Plants protect themselves from pathogens by activating a defence signalling network. The Arabidopsis double mutant syp121 syp122 is dwarfed and mimics a response as if it was attacked by pathogens. Using EMS as mutagen on syp121 syp122, a suppressor screen was performed. More than 200 partially rescued syp121 syp122 ssdx (suppressor of syntaxin-related death) lines were collected. SSD genes are typically required for pathogen defence. In this PhD project, using some of these triple mutant lines, SSD6 and SSD12 were identified to be novel genes by Mutmap and complementation test. SSD6 encode a large protein with at least six domains with predicted functions, and mutations in five of these showed that they are important for the lesion mimic phenotype of syp121 syp122. Subcellular localization showed SSD6 to function on the ER. In the project, a split-GFP Gateway vector system was developed for topology studies of membrane proteins, and SSD6 was found to be an ER membrane-anchored cytosolic protein. The position of SSD6 in the defence signalling network was studied using syp121 syp122 ssd6 ssdy quadruple mutants, which suggested that SSD6 is not involved in any known signalling pathway. All plants have homologues of SSD6, but none of these have been formally reported. Besides, there are two closely related proteins in Arabidopsis, SSH1 and SSH2, which were also studied in the project. The second gene, SSD12 was confirmed to encode PRLIP2. PRLIP2 contains a signature pentapeptide motif, GXSXG, which suggested this protein to have lipase activity. By using site-directed mutagenesis to make substitutions (S162A and S162F) of the serine residue in the GXSXG motif, we confirmed it to be essential for the function of PRLIP2. The ssd6 and prlip2 mutants were inoculated with different pathogens to test the involvement in defence. The position of PRLIP2 in the defence signalling network was studied like in the case of SSD6, and the result suggested that PRLIP2 is neither involved in any known signalling pathway.

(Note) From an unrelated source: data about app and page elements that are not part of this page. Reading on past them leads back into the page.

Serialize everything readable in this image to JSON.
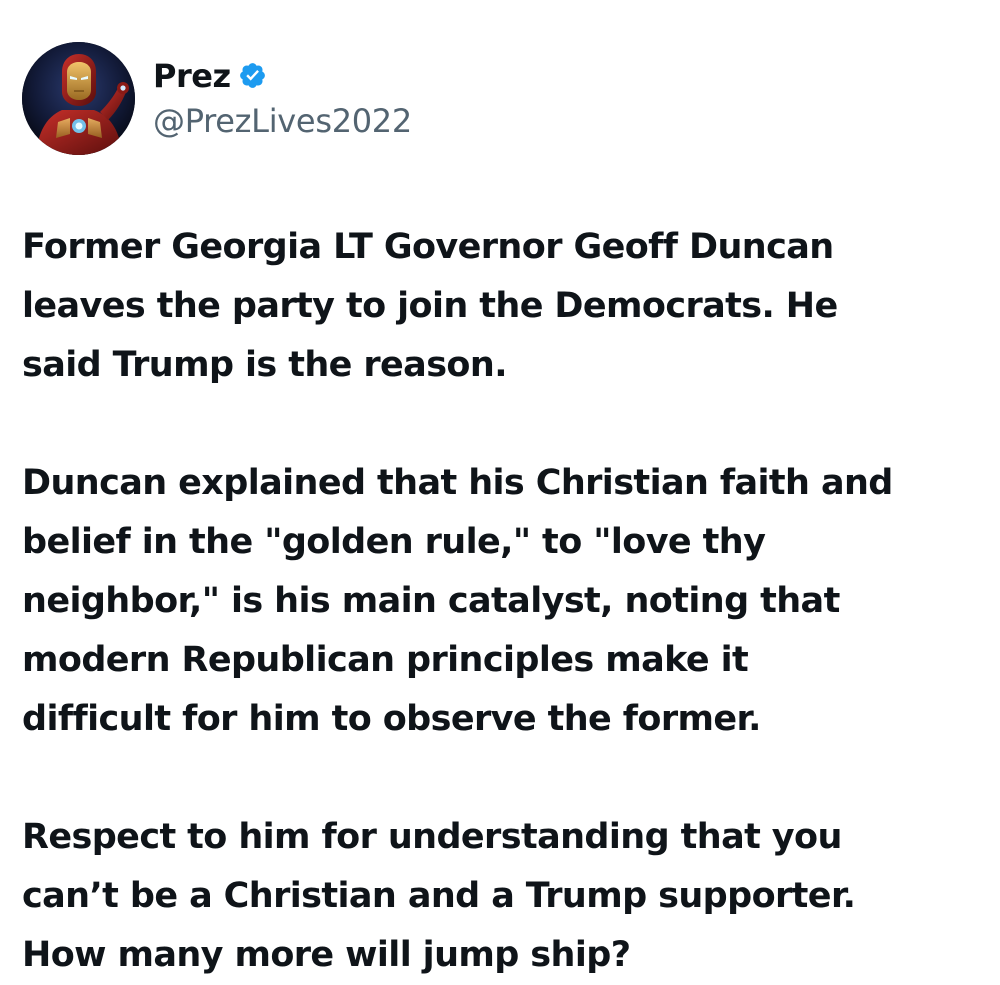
{
  "tweet": {
    "author": {
      "display_name": "Prez",
      "handle": "@PrezLives2022",
      "verified": true,
      "verified_badge_icon": "verified-check-icon",
      "avatar_icon": "iron-man-avatar"
    },
    "paragraphs": [
      {
        "lines": [
          "Former Georgia LT Governor Geoff Duncan",
          "leaves the party to join the Democrats. He",
          "said Trump is the reason."
        ]
      },
      {
        "lines": [
          "Duncan explained that his Christian faith and",
          "belief in the \"golden rule,\" to \"love thy",
          "neighbor,\" is his main catalyst, noting that",
          "modern Republican principles make it",
          "difficult for him to observe the former."
        ]
      },
      {
        "lines": [
          "Respect to him for understanding that you",
          "can’t be a Christian and a Trump supporter.",
          "How many more will jump ship?"
        ]
      }
    ]
  },
  "colors": {
    "text": "#0f1419",
    "handle": "#536471",
    "verified_badge": "#1d9bf0",
    "background": "#ffffff"
  }
}
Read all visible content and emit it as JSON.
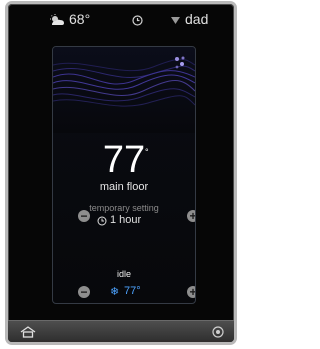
{
  "status_bar": {
    "outdoor_temp": "68°",
    "user": "dad",
    "weather_icon": "partly-cloudy-icon",
    "clock_icon": "clock-icon",
    "wifi_icon": "wifi-icon"
  },
  "thermostat": {
    "current_temp": "77",
    "degree_symbol": "°",
    "room": "main floor",
    "temporary_label": "temporary setting",
    "hold_duration": "1 hour",
    "status": "idle",
    "cool_setpoint": "77°",
    "decrease_symbol": "−",
    "increase_symbol": "+"
  },
  "bottom_bar": {
    "home_icon": "home-icon",
    "settings_icon": "settings-icon"
  },
  "colors": {
    "background": "#060606",
    "accent_cool": "#4da3ff",
    "wave": "#5a46c8"
  }
}
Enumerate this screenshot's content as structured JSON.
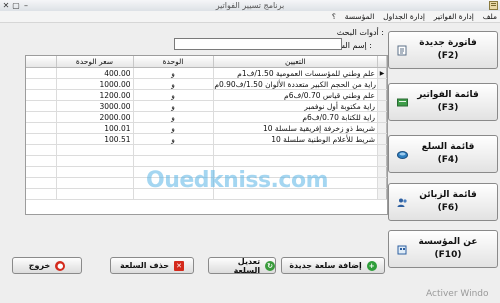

|Publisher||Department of Plant and Environmental Sciences, Faculty of Science, University of Copenhagen|
|Publication status||Published - 2016|